Work item: Please copy every line below that contains the string "text".

--------------------------------

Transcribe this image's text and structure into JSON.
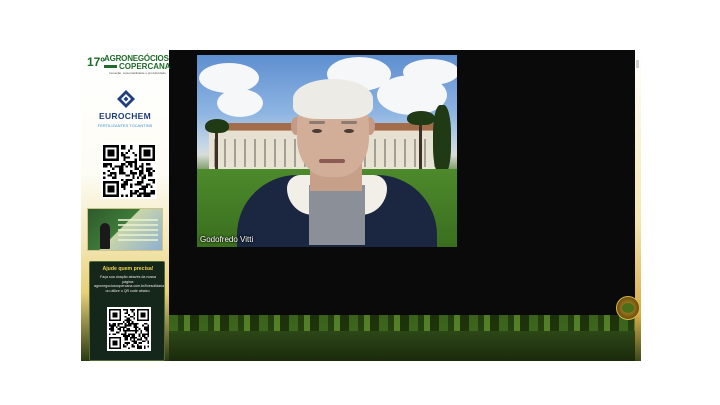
{
  "event": {
    "edition": "17º",
    "line1": "AGRONEGÓCIOS",
    "line2": "COPERCANA",
    "tagline": "Inovação, sustentabilidade e produtividade"
  },
  "sponsor": {
    "name": "EUROCHEM",
    "subtitle": "FERTILIZANTES TOCANTINS",
    "icon": "eurochem-diamond-icon"
  },
  "donation": {
    "title": "Ajude quem precisa!",
    "text": "Faça sua doação através da nossa página: agronegocioscopercana.com.br/livesolidaria ou utilize o QR code abaixo."
  },
  "video": {
    "participant_name": "Godofredo Vitti"
  },
  "colors": {
    "brand_green": "#1e6b2a",
    "sponsor_blue": "#1f3f7a",
    "accent_yellow": "#f2d24a",
    "frame_bg": "#0a0a0a"
  }
}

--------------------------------

Final answer:
Transcribe this image's text and structure into JSON.
    "text": "Faça sua doação através da nossa página: agronegocioscopercana.com.br/livesolidaria ou utilize o QR code abaixo."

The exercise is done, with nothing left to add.